■ **Exercise**
Scan the records for "icon". Report each line that includes it.
-- Opening Marker --
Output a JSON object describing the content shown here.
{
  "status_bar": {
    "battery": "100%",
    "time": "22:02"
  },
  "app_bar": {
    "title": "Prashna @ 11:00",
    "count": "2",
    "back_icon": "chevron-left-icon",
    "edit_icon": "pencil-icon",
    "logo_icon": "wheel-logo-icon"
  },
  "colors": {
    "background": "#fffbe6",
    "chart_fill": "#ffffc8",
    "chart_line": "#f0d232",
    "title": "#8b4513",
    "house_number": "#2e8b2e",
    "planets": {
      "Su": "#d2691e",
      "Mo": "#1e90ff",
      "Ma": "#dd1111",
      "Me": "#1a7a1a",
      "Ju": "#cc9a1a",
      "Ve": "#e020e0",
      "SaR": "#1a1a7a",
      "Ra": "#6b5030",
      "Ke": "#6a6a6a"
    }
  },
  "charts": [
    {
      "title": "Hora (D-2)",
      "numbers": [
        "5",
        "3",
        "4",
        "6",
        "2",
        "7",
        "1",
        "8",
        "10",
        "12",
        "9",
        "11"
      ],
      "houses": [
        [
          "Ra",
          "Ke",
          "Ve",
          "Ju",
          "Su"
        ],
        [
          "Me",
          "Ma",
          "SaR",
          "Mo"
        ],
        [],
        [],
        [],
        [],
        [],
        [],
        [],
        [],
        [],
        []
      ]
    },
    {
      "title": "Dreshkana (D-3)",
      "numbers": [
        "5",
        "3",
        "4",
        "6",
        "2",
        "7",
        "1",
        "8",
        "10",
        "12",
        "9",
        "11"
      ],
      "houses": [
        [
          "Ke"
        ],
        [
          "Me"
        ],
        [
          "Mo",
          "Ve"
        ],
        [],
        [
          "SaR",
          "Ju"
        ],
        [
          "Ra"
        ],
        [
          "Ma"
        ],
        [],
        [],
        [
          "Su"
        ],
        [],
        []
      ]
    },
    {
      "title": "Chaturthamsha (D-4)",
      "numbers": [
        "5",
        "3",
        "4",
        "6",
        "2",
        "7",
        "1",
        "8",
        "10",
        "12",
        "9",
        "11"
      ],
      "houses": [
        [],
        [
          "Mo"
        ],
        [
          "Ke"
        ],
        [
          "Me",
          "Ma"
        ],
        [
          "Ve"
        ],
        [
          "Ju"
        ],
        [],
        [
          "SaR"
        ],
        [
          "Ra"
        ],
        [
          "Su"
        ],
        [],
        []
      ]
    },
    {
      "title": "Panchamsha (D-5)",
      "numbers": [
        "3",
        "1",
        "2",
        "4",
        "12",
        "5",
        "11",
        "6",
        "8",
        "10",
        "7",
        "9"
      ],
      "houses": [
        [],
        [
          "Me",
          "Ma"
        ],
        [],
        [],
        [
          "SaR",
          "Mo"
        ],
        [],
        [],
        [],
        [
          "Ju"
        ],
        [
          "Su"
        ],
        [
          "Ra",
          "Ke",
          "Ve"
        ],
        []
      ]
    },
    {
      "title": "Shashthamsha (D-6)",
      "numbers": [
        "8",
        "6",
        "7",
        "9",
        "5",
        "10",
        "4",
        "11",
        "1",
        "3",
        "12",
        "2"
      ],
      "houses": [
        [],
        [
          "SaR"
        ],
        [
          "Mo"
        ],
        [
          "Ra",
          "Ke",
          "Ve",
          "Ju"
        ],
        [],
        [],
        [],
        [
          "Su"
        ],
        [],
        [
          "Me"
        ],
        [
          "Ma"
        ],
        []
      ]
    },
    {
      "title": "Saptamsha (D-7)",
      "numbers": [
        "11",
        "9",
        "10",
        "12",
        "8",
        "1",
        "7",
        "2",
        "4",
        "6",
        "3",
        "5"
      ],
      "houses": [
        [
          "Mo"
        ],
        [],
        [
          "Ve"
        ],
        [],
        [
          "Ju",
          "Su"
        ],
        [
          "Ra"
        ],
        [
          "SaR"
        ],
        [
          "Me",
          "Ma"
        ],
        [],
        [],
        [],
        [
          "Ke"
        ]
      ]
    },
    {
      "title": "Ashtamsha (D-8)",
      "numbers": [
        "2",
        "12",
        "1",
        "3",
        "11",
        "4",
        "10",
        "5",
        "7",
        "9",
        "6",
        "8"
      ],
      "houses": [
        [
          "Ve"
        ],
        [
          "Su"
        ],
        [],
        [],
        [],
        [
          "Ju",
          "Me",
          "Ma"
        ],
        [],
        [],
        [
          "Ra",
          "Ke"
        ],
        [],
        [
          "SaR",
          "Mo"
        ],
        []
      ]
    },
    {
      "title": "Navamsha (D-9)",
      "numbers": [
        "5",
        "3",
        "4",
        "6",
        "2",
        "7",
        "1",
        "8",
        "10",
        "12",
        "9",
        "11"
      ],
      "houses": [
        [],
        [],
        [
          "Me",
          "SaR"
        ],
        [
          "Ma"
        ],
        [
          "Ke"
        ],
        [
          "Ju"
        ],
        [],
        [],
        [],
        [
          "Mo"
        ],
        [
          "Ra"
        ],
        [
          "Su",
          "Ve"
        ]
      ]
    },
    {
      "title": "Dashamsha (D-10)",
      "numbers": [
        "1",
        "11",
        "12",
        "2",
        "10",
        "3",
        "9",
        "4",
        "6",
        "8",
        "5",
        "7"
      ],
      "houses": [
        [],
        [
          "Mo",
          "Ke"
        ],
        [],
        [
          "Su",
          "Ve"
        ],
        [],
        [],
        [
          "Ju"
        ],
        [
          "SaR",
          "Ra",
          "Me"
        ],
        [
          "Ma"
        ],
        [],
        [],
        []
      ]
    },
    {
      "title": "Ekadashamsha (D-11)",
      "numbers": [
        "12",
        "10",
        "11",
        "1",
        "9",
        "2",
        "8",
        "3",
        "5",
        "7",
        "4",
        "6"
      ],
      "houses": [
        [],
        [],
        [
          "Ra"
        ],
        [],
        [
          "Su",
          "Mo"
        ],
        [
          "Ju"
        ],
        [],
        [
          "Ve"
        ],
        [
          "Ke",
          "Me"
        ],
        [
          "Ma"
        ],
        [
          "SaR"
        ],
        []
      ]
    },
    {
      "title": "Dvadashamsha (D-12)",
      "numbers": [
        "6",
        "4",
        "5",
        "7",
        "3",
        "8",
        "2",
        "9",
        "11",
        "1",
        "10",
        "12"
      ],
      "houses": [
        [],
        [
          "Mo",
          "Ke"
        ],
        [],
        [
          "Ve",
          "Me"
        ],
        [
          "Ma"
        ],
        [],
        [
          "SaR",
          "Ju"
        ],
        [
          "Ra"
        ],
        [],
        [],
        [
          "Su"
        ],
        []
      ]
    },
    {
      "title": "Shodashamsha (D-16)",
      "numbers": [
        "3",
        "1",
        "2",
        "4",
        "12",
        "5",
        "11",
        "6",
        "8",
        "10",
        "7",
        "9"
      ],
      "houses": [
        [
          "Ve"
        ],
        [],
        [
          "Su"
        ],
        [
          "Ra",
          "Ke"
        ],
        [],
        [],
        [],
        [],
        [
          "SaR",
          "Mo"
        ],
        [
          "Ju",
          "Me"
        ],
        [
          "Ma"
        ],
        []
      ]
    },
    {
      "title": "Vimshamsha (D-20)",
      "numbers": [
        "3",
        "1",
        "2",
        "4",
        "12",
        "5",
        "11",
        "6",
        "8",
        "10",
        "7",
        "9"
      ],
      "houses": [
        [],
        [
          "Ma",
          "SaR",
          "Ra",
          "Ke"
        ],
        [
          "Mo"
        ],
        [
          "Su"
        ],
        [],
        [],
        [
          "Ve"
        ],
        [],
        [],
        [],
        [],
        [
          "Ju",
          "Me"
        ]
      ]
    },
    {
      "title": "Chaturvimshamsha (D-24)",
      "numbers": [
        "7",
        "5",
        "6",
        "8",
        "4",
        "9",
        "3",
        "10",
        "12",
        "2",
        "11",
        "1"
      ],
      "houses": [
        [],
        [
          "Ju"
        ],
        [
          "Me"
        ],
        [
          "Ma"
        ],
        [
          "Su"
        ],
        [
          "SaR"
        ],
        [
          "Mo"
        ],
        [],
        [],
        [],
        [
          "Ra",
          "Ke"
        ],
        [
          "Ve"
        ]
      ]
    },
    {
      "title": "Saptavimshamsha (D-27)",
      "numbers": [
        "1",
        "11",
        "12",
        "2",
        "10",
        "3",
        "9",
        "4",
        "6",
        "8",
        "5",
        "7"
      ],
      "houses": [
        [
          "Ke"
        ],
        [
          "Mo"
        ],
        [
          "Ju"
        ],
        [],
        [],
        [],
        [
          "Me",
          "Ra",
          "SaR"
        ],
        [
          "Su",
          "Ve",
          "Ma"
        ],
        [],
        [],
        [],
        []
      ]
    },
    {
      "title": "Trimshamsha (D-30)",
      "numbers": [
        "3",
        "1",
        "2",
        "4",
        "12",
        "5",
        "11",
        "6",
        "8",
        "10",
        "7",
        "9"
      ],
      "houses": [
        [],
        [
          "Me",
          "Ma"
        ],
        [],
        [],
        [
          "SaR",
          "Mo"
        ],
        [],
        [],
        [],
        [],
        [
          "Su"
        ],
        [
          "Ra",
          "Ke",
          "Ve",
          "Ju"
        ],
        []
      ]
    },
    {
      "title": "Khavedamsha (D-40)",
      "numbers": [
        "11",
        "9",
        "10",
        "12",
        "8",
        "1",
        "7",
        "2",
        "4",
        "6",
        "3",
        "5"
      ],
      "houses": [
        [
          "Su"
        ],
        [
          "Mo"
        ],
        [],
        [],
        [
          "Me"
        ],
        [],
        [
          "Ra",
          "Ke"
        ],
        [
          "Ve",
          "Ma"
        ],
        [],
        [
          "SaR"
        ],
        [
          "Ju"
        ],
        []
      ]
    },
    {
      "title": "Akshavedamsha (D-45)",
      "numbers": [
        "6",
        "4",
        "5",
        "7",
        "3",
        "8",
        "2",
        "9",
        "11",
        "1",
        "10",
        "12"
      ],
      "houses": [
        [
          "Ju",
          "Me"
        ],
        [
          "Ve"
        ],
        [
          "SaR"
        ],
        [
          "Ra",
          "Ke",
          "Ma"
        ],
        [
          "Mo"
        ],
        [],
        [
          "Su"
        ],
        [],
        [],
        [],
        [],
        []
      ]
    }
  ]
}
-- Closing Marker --
■ **Result of this exercise**
    "back_icon": "chevron-left-icon",
    "edit_icon": "pencil-icon",
    "logo_icon": "wheel-logo-icon"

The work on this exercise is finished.